Detail of the MCUs. Two ATMEGA AVRs clocked at 16MHz and logic buffers, I belive for the LCD. Power supply on the left, PCB fuse on top. The function of the smaller MCU is not clear, at I guess I would say it is responsible for the devices connected to the serial port.



LCD assembly. Is uses LED backlight.



Finally, detail of the 'RS232' board. All signals are isolated using an optocoupler, an integrated transformer isolator (ADUM1401) and a relay (other side)! On the other side there is also a MAX3226 - a feature rich high speed version of the MAX232. What is odd is that the buzzer (used to indicate that the tip temperature is within a preset window) is placed on the 'RS232' board when I know the non-RS232 versions also have a buzzer. Most likely the smaller AVR on the main board took up the space originally intended for the buzzer.
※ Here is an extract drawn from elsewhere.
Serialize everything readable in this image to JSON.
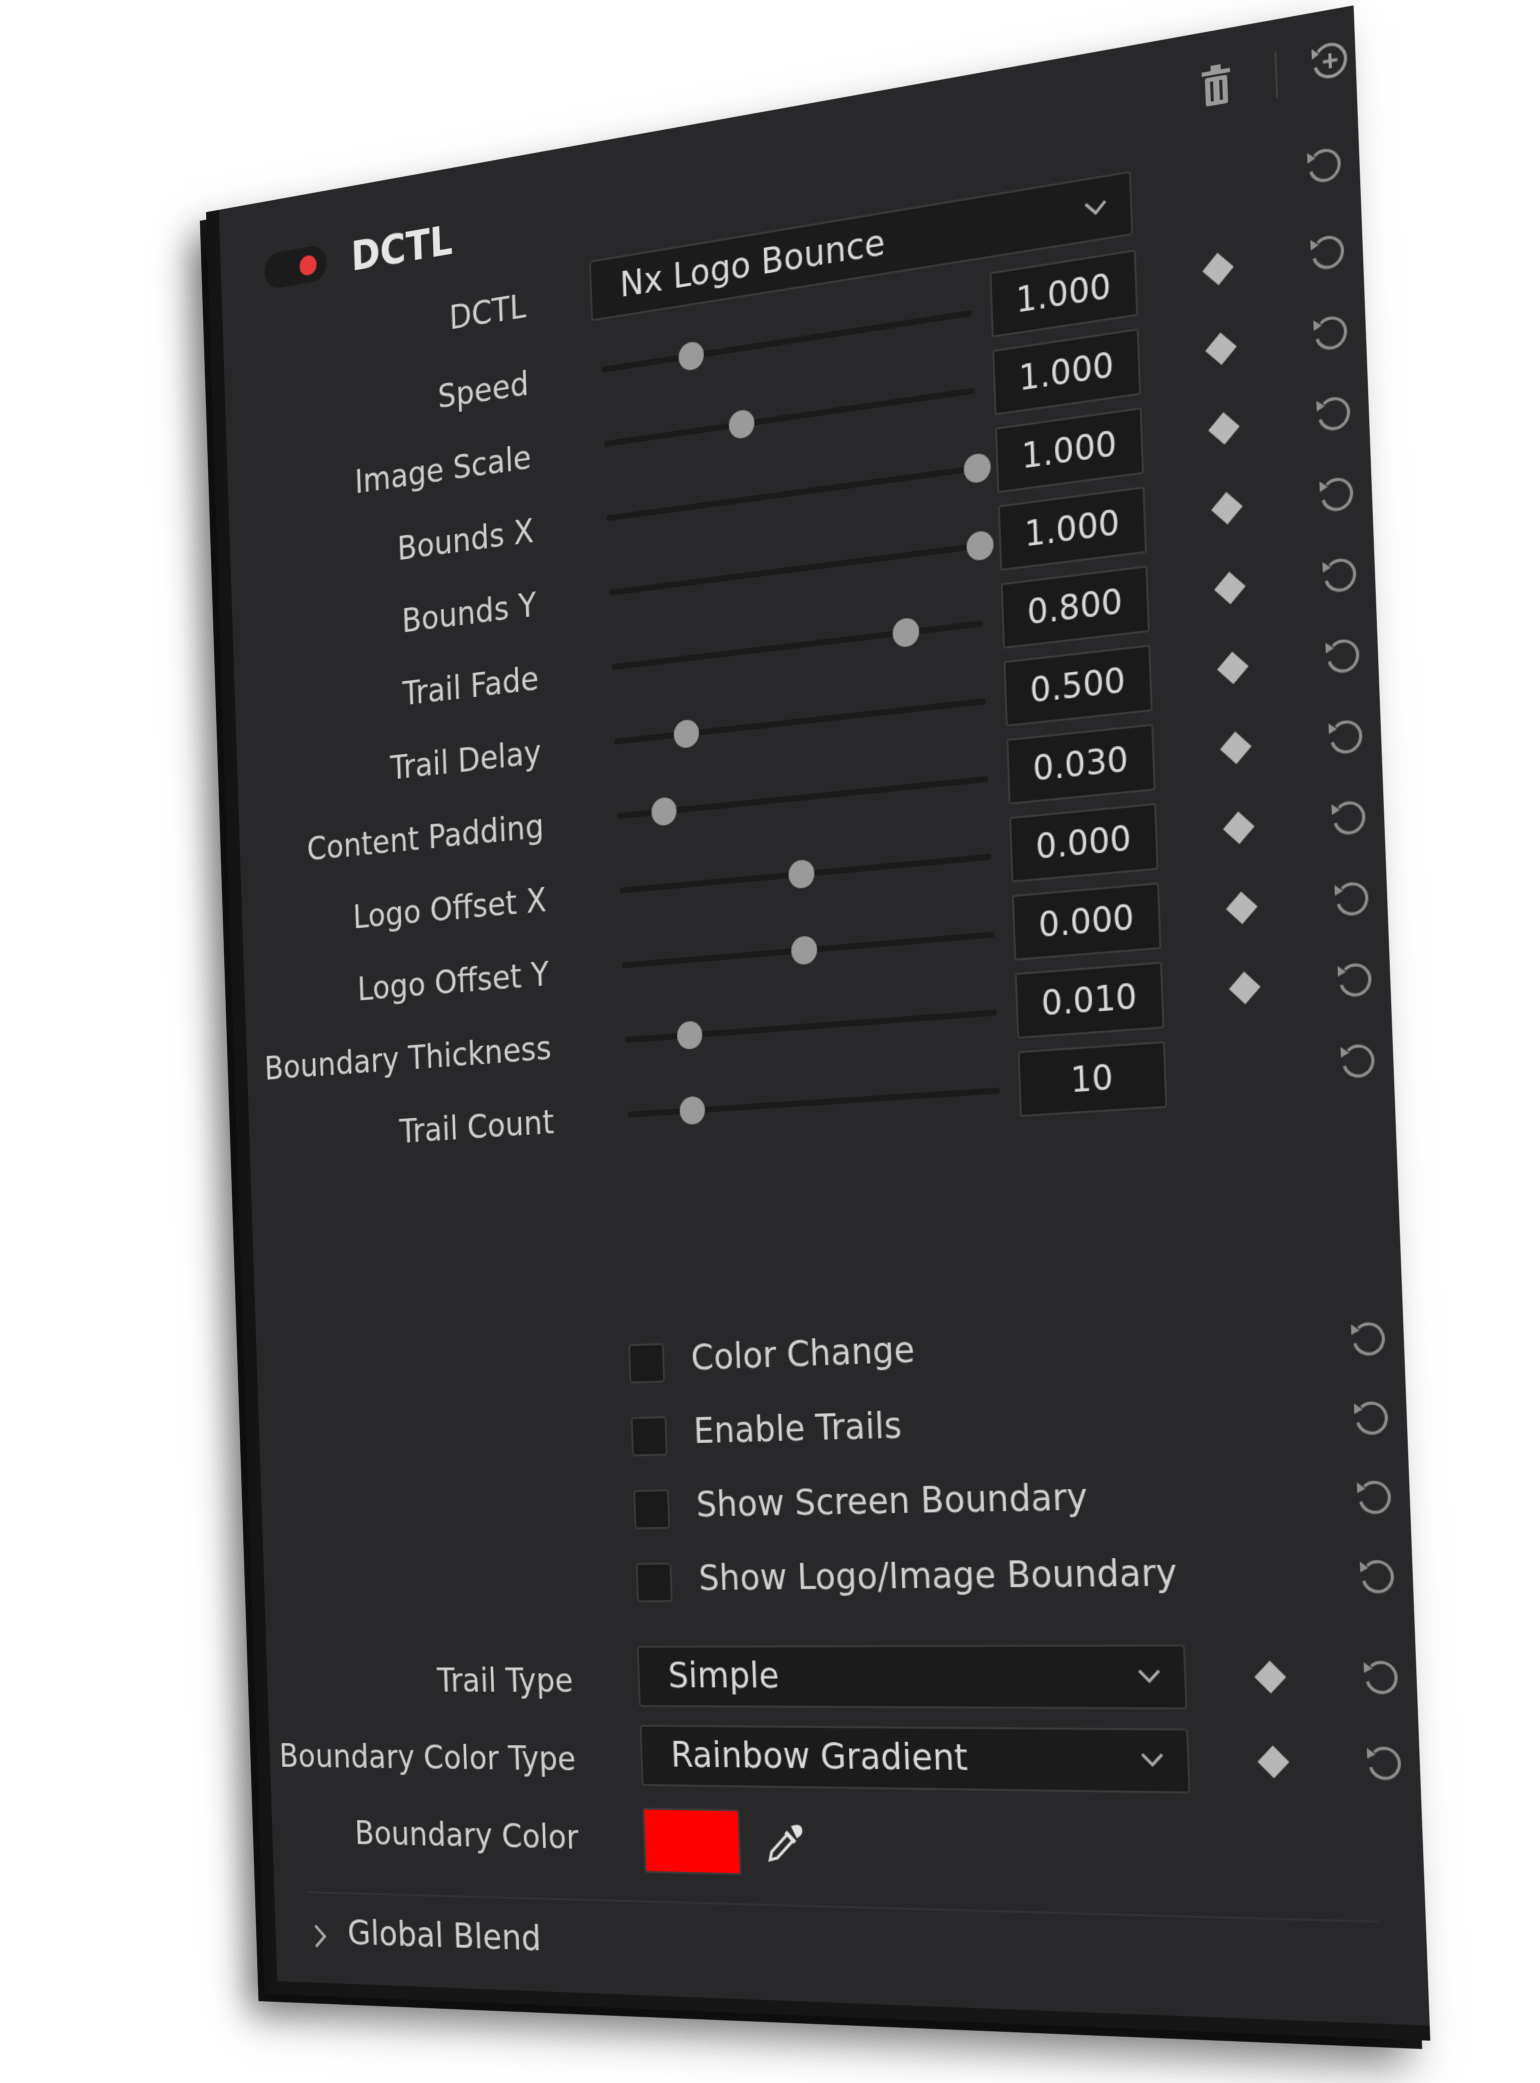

Anyone with an ICON2, non serial port version we would like to see your main board! ;-)



Lets see how quickly I can put everything back together -no leftover screws-. All this soldering station talk made me want to solder; like watching cookery shows makes you hungry.

Alex
 

Offline tekfan

  • Frequent Contributor
  • **
  • Posts: 385
  • Country: si
Re: More product teardowns
« Reply #12 on: April 30, 2011, 03:08:07 pm »
Wow! That's quality construction right there. Very interesting shunts on the main board. I still can't believe that small heating elememt can supply 150 watts of heat. Amazing!
One can never have enough oscilloscopes.
 

Offline zaoka

  • Frequent Contributor
  • **
  • Posts: 374
  • Country: us
Re: More product teardowns
« Reply #13 on: April 30, 2011, 05:49:50 pm »
What I noticed with Ersa is that its tips are very good, somehow its easy to solder with. Its been long time ago but I remember all technicians prefered Ersa over Weller.

 


Share me

Digg  Facebook  SlashDot  Delicious  Technorati  Twitter  Google  Yahoo
Smf